Author: Future Manager Research Center
“I assure you, they can’t strangle me in a dark corner!” said Anne Lauvergeon, the embattled boss of one of France’s largest nuclear enterprises, when told that some would not mind strangling her out in the open, she leaned back and laughed.
Known for her tenacity, she is one of the most prominent female executives in Europe, and one of the most independent minded, perhaps too much so for France’s male-dominated elite. In her professional career we find everything and its opposite. Great successes and bitter failures, master strokes and uncontrolled slips. This is probably what explains why some may be enthusiastic about her, praising her audacity and her intelligence unreservedly, while others hate her and criticize her authoritarianism and her side as an “iron lady“.
Anne Lauvergon was born on 2 August 1959 in Dijon (in the Côte-d’Or), her father taught history and her mother was a social worker. She studied at Lakanal high schools in Sceaux, Voltaire and La Source in Orléans, at the École Normale Supérieure and at the École Nationale Supérieure des Mines (ENSM) in Paris. Graduated in physical and engineering sciences from the Corps des Mines, in the 1980s she held positions of responsibility at Usinor, CEA, Regional Directorate for Industry and Research (Drire) Île-de-France, at the General Council of Mines and she held courses at the ENSM in Paris.
During the second presidential term of François Mitterrand (1990-91), she was placed in charge of the mission for the international economy and foreign trade. The following year, within a few months, a dual role was proposed: vice-secretary general and sherpa of the president, responsible for preparing international meetings (such as the G7 summit).
After the adventure at the Elysée she landed at the Lazard bank, the sanctuary of capitalism across the Alps.

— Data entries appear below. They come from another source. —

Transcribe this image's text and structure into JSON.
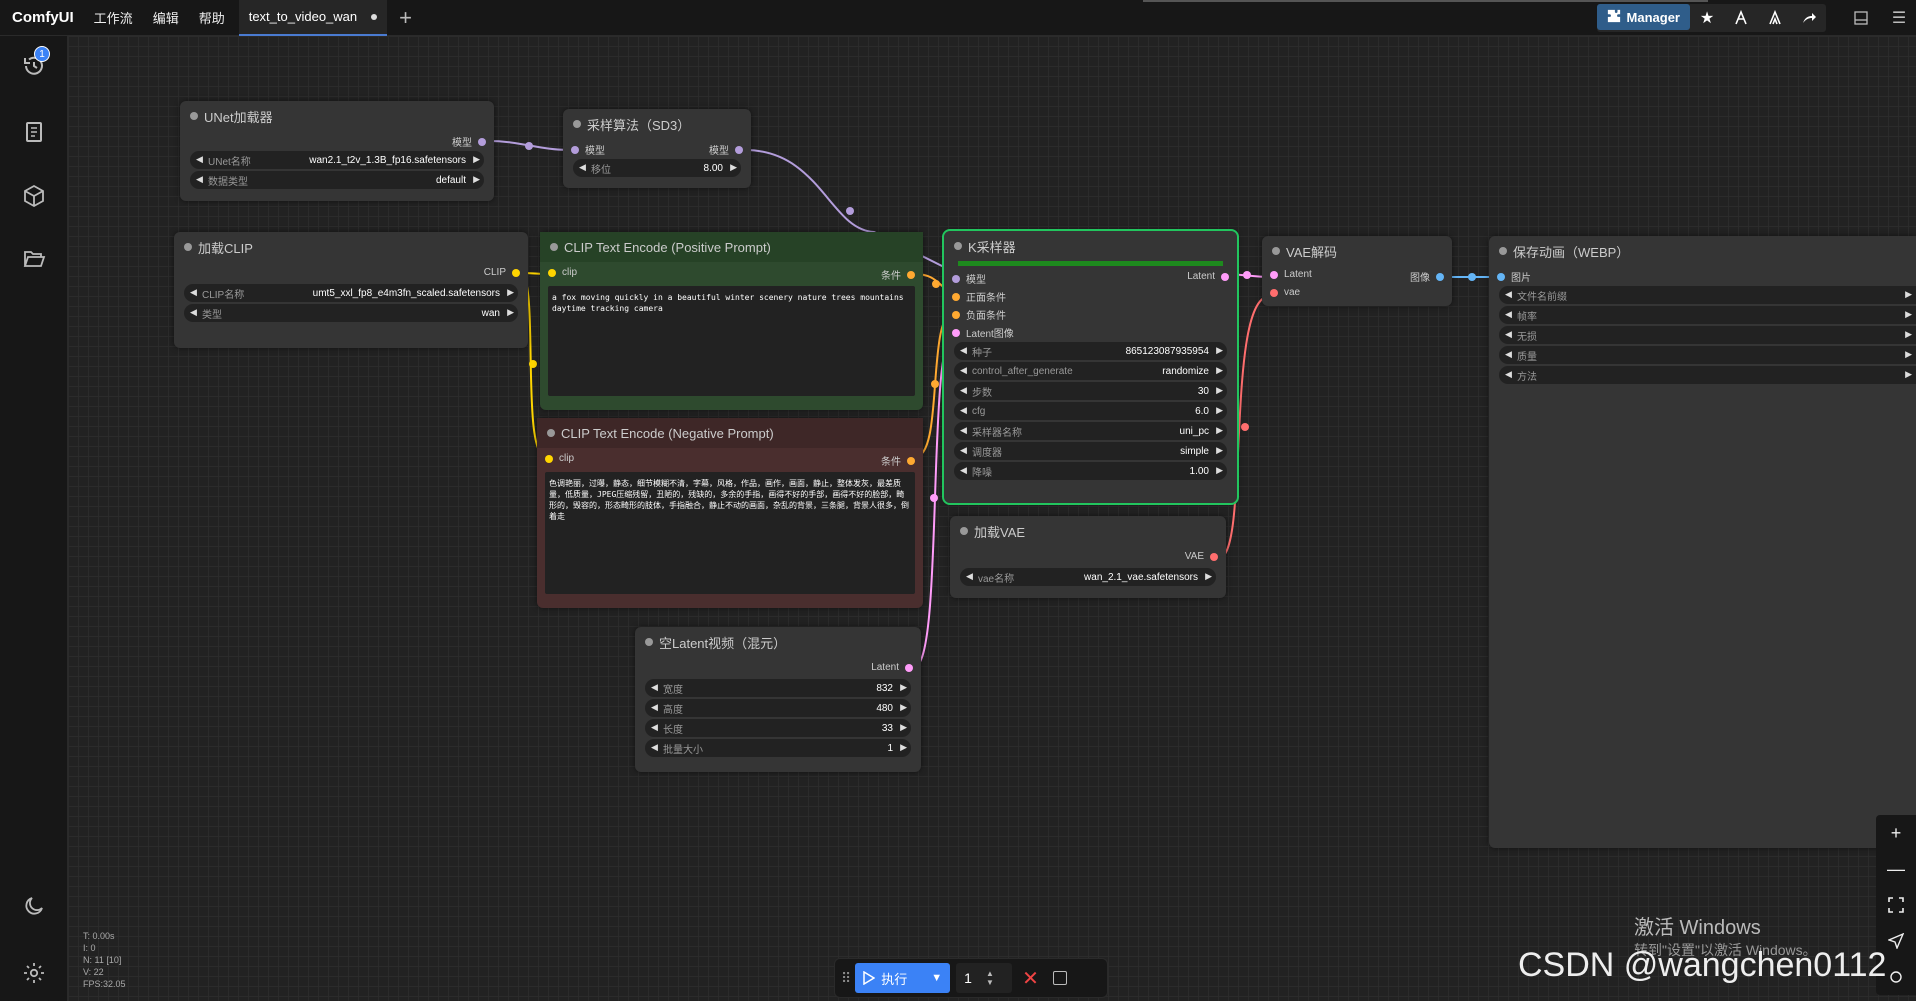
{
  "app": {
    "logo": "ComfyUI"
  },
  "menu": [
    "工作流",
    "编辑",
    "帮助"
  ],
  "tab": {
    "label": "text_to_video_wan"
  },
  "toolbar": {
    "manager_label": "Manager"
  },
  "sidebar": {
    "badge": "1"
  },
  "nodes": {
    "unet": {
      "title": "UNet加载器",
      "output": "模型",
      "widgets": [
        {
          "label": "UNet名称",
          "value": "wan2.1_t2v_1.3B_fp16.safetensors"
        },
        {
          "label": "数据类型",
          "value": "default"
        }
      ]
    },
    "sd3": {
      "title": "采样算法（SD3）",
      "input": "模型",
      "output": "模型",
      "widgets": [
        {
          "label": "移位",
          "value": "8.00"
        }
      ]
    },
    "clip": {
      "title": "加载CLIP",
      "output": "CLIP",
      "widgets": [
        {
          "label": "CLIP名称",
          "value": "umt5_xxl_fp8_e4m3fn_scaled.safetensors"
        },
        {
          "label": "类型",
          "value": "wan"
        }
      ]
    },
    "pos": {
      "title": "CLIP Text Encode (Positive Prompt)",
      "input": "clip",
      "output": "条件",
      "text": "a fox moving quickly in a beautiful winter scenery nature trees mountains daytime tracking camera"
    },
    "neg": {
      "title": "CLIP Text Encode (Negative Prompt)",
      "input": "clip",
      "output": "条件",
      "text": "色调艳丽，过曝，静态，细节模糊不清，字幕，风格，作品，画作，画面，静止，整体发灰，最差质量，低质量，JPEG压缩残留，丑陋的，残缺的，多余的手指，画得不好的手部，画得不好的脸部，畸形的，毁容的，形态畸形的肢体，手指融合，静止不动的画面，杂乱的背景，三条腿，背景人很多，倒着走"
    },
    "latent": {
      "title": "空Latent视频（混元）",
      "output": "Latent",
      "widgets": [
        {
          "label": "宽度",
          "value": "832"
        },
        {
          "label": "高度",
          "value": "480"
        },
        {
          "label": "长度",
          "value": "33"
        },
        {
          "label": "批量大小",
          "value": "1"
        }
      ]
    },
    "ksampler": {
      "title": "K采样器",
      "inputs": [
        "模型",
        "正面条件",
        "负面条件",
        "Latent图像"
      ],
      "output": "Latent",
      "widgets": [
        {
          "label": "种子",
          "value": "865123087935954"
        },
        {
          "label": "control_after_generate",
          "value": "randomize"
        },
        {
          "label": "步数",
          "value": "30"
        },
        {
          "label": "cfg",
          "value": "6.0"
        },
        {
          "label": "采样器名称",
          "value": "uni_pc"
        },
        {
          "label": "调度器",
          "value": "simple"
        },
        {
          "label": "降噪",
          "value": "1.00"
        }
      ]
    },
    "vaeload": {
      "title": "加载VAE",
      "output": "VAE",
      "widgets": [
        {
          "label": "vae名称",
          "value": "wan_2.1_vae.safetensors"
        }
      ]
    },
    "vaedecode": {
      "title": "VAE解码",
      "inputs": [
        "Latent",
        "vae"
      ],
      "output": "图像"
    },
    "save": {
      "title": "保存动画（WEBP）",
      "input": "图片",
      "widgets": [
        {
          "label": "文件名前缀",
          "value": ""
        },
        {
          "label": "帧率",
          "value": ""
        },
        {
          "label": "无损",
          "value": ""
        },
        {
          "label": "质量",
          "value": ""
        },
        {
          "label": "方法",
          "value": ""
        }
      ]
    }
  },
  "runbar": {
    "run_label": "执行",
    "count": "1"
  },
  "stats": [
    "T: 0.00s",
    "I: 0",
    "N: 11 [10]",
    "V: 22",
    "FPS:32.05"
  ],
  "watermark": {
    "line1": "激活 Windows",
    "line2": "转到\"设置\"以激活 Windows。",
    "csdn": "CSDN @wangchen0112"
  },
  "colors": {
    "accent": "#3b82f6",
    "selected": "#22c55e",
    "model": "#b39ddb",
    "clip": "#ffd500",
    "cond": "#ffa931",
    "latent": "#ff9cf9",
    "vae": "#ff6e6e",
    "image": "#64b5f6"
  }
}
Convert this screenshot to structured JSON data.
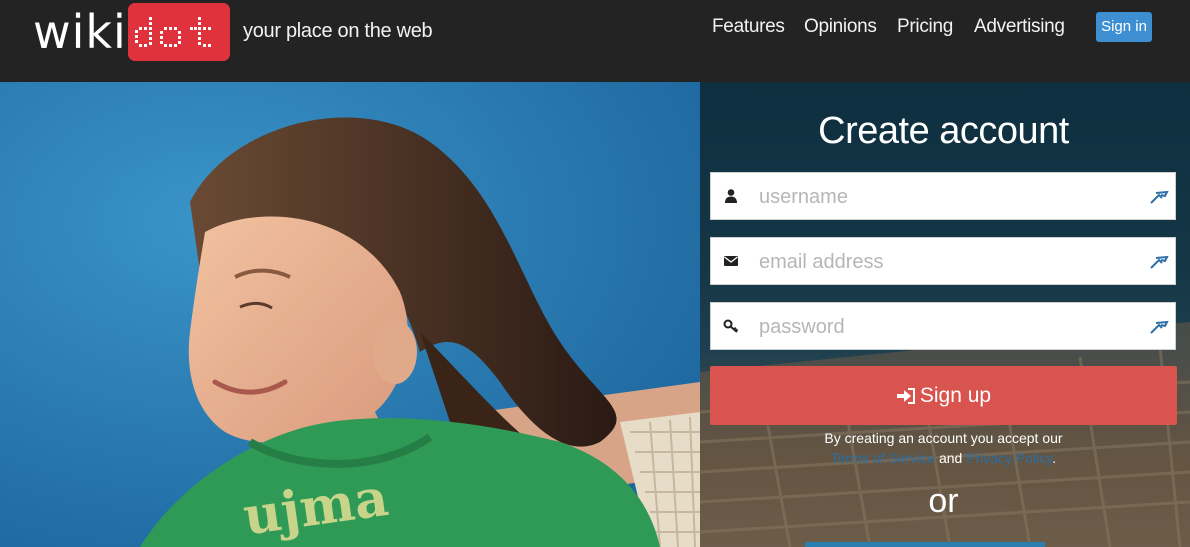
{
  "header": {
    "logo_wiki": "wiki",
    "logo_dot": "dot",
    "tagline": "your place on the web",
    "nav": [
      "Features",
      "Opinions",
      "Pricing",
      "Advertising"
    ],
    "signin_label": "Sign in"
  },
  "hero": {
    "shirt_text": "ujma"
  },
  "signup": {
    "title": "Create account",
    "username_placeholder": "username",
    "email_placeholder": "email address",
    "password_placeholder": "password",
    "button_label": "Sign up",
    "terms_text": "By creating an account you accept our",
    "terms_link": "Terms of Service",
    "terms_and": "and",
    "privacy_link": "Privacy Policy",
    "terms_end": ".",
    "or_text": "or"
  },
  "colors": {
    "header_bg": "#232323",
    "logo_red": "#e0323c",
    "signin_blue": "#3d8fd1",
    "signup_red": "#d9534f",
    "link_blue": "#2a6fa3"
  },
  "icons": {
    "username": "user-icon",
    "email": "envelope-icon",
    "password": "key-icon",
    "password_manager": "password-manager-icon",
    "signup": "sign-in-arrow-icon"
  }
}
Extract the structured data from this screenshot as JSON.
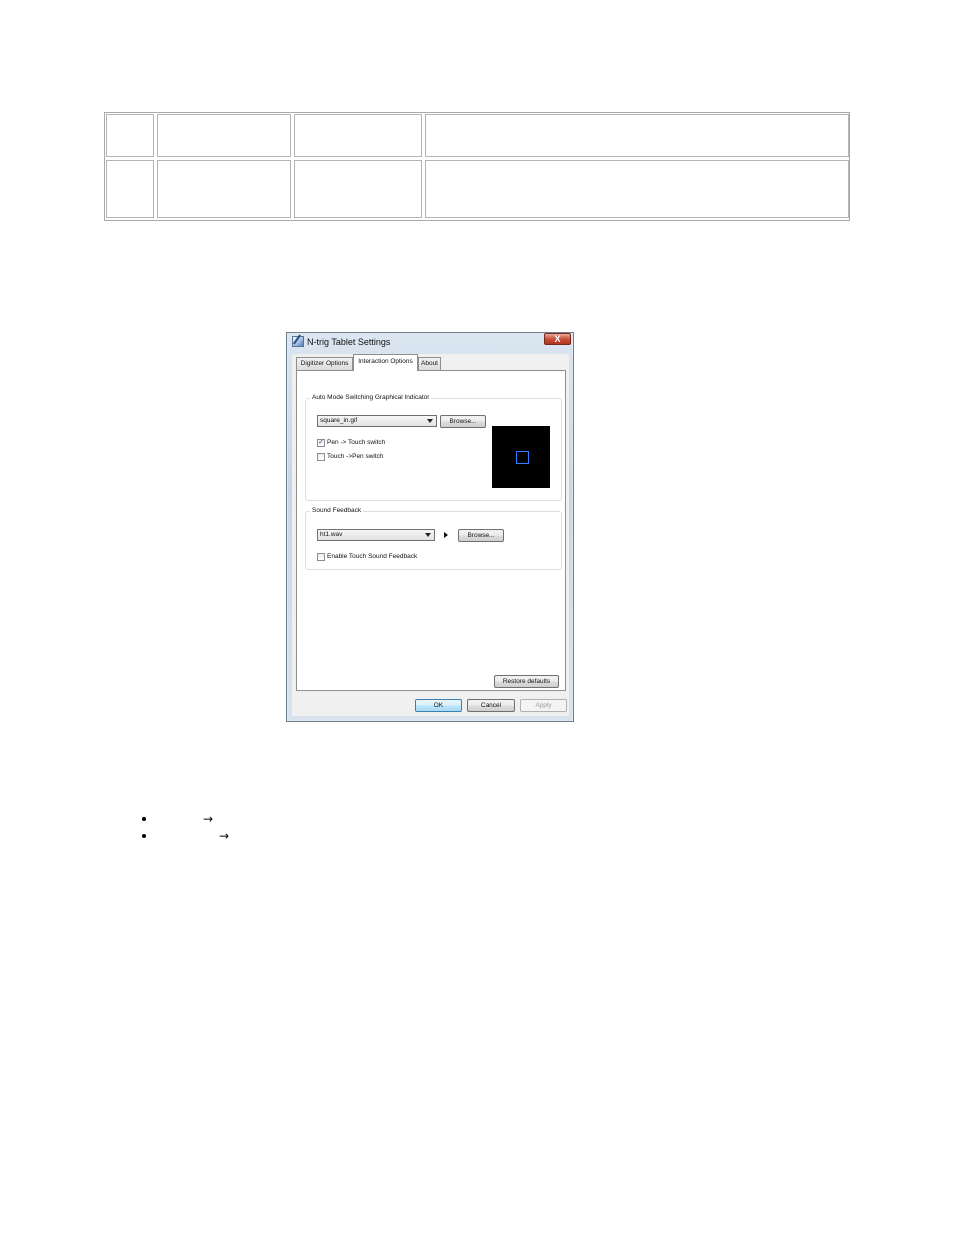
{
  "dialog": {
    "title": "N-trig Tablet Settings",
    "close_label": "X",
    "tabs": [
      {
        "label": "Digitizer Options",
        "active": false
      },
      {
        "label": "Interaction Options",
        "active": true
      },
      {
        "label": "About",
        "active": false
      }
    ],
    "graphical_indicator": {
      "group_label": "Auto Mode Switching Graphical Indicator",
      "selected_file": "square_in.gif",
      "browse_label": "Browse...",
      "pen_to_touch": {
        "label": "Pen -> Touch switch",
        "checked": true,
        "mark": "✓"
      },
      "touch_to_pen": {
        "label": "Touch ->Pen switch",
        "checked": false
      }
    },
    "sound_feedback": {
      "group_label": "Sound Feedback",
      "selected_file": "ht1.wav",
      "browse_label": "Browse...",
      "enable_touch_sound": {
        "label": "Enable Touch Sound Feedback",
        "checked": false
      }
    },
    "restore_defaults_label": "Restore defaults",
    "ok_label": "OK",
    "cancel_label": "Cancel",
    "apply_label": "Apply"
  },
  "bullets": [
    {
      "arrow": "→"
    },
    {
      "arrow": "→"
    }
  ],
  "colors": {
    "preview_background": "#000000",
    "preview_square": "#2f7cff",
    "close_button": "#c9503a"
  }
}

In this environment Anne Lauvergeon did not feel at ease with her, disturbed by that male chauvinist world that will accompany her throughout her career and with which she will have to live and fight.
Finance Minister Dominique Strauss-Kahn pushed her to lead the Compagnie Générale des Matériaux Nuclear (COGEMA), future Areva NC of which, in June 1999, she became CEO. In 2001 she built Areva as a merger of other French companies, a company for which she had global aspirations. From 2001 to 2011, she continued to lead Areva, becoming one of the most influential and feared public managers in France. Areva was engaged in nearly all aspects of nuclear energy, from mining and engineering to construction and recycling. At the command of Areva, Anne Lauvergeon has embodied for a whole decade the French nuclear industry, of which everyone knows the real and symbolic weight. Taking the lead of such a giant in such a sensitive industry brings enormous power, but also a great responsibility.
It is above all in the course of the twelve years in which she was at the head of Areva that Anne Lauvergeon choosed, through her conduct, to become the symbol of female power: her seductive but at the same time unassailable from a managerial point of view irritated French establishement on all fronts.
When french corporate heads opposed quotas and feminists and hampered gender equality, Anne Lauvergeon wanted to see more women on boards, stating:
“What will really matter is to change the roles of women within all companies. When we look at candidates with the same level of competencies, we’ll take the woman. If you want to be in the energy business, you need to reflect the societies as they are. And diversity is an added value to sell products.”
When Nicolas Sarkozy took over the French presidency in 2007, the disagreements between the latter and Anna Lauvergon were already well known. The proof of this conflicting relationship arose when Sarkozy, in 2011, refused to renew her mandate at the helm of Areva, preferring Luc Oursel to her.
There was talk of her as minister of industry, then as number one of the public investment bank, or as president of France Télécom. She was included for three consecutive years (2008, 2009, 2010) by Forbes magazine in the list of the most influential women in the world. Various assignments that ultimately prove one thing: Anne Lauvergon is an example of how a woman can do everything.
No women in France held equivalent positions, but to navigate and last in the political-industrial sphere, where lies, betrayals and the violence of low blows are commonplace, you need to be ready for anything. In the face of this “Atomic Anne”, as the American press had dubbed her, a character that she herself helped to shape, everyone seems obliged to take a position: we are for or against. Friend or foe. There are no half measures.